GOAL OF THE EXERCISE - Give the number of lines in the material below that contain the word "Reset", and nothing else.
=== DATASET ===
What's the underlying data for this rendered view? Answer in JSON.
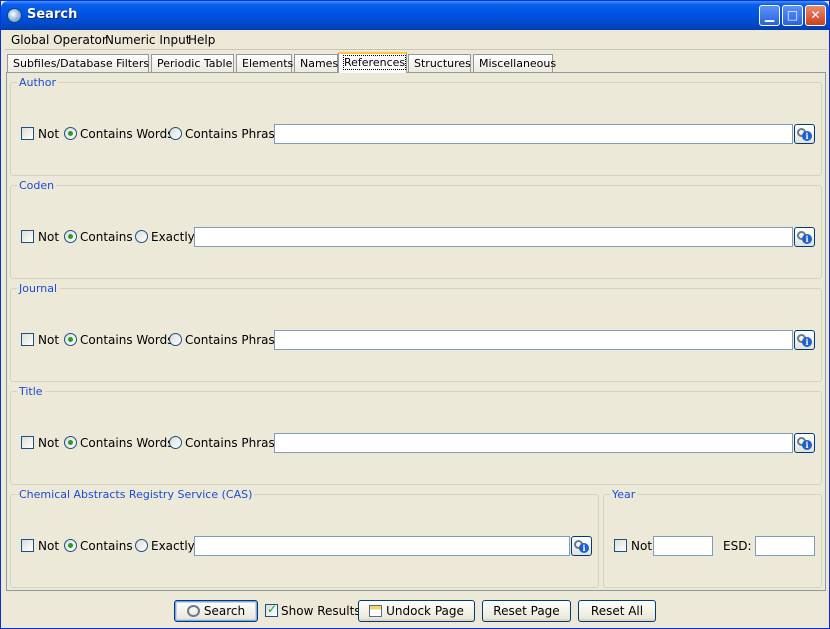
{
  "window": {
    "title": "Search",
    "icon": "app-globe-icon",
    "controls": [
      "minimize",
      "maximize",
      "close"
    ]
  },
  "menu": {
    "items": [
      "Global Operator",
      "Numeric Input",
      "Help"
    ]
  },
  "tabs": {
    "items": [
      "Subfiles/Database Filters",
      "Periodic Table",
      "Elements",
      "Names",
      "References",
      "Structures",
      "Miscellaneous"
    ],
    "active": "References"
  },
  "groups": {
    "author": {
      "label": "Author",
      "not": "Not",
      "opt1": "Contains Words",
      "opt2": "Contains Phrase",
      "value": ""
    },
    "coden": {
      "label": "Coden",
      "not": "Not",
      "opt1": "Contains",
      "opt2": "Exactly",
      "value": ""
    },
    "journal": {
      "label": "Journal",
      "not": "Not",
      "opt1": "Contains Words",
      "opt2": "Contains Phrase",
      "value": ""
    },
    "title": {
      "label": "Title",
      "not": "Not",
      "opt1": "Contains Words",
      "opt2": "Contains Phrase",
      "value": ""
    },
    "cas": {
      "label": "Chemical Abstracts Registry Service (CAS)",
      "not": "Not",
      "opt1": "Contains",
      "opt2": "Exactly",
      "value": ""
    },
    "year": {
      "label": "Year",
      "not": "Not",
      "esd": "ESD:",
      "value": "",
      "esd_value": ""
    }
  },
  "bottom": {
    "search": "Search",
    "show_results": "Show Results",
    "show_results_checked": true,
    "undock": "Undock Page",
    "reset_page": "Reset Page",
    "reset_all": "Reset All"
  },
  "colors": {
    "group_label": "#1c4bd6",
    "titlebar": "#0054e3",
    "background": "#ece9d8"
  }
}
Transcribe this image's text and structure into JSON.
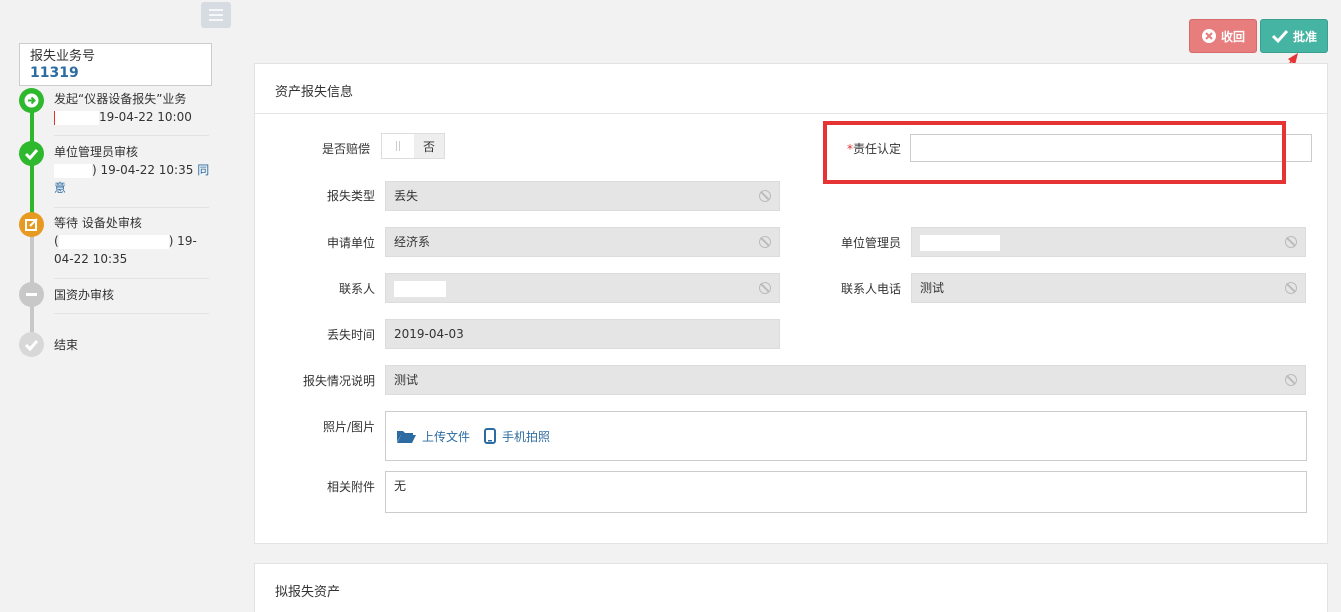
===
RESPONSE TO THIS TASK - 2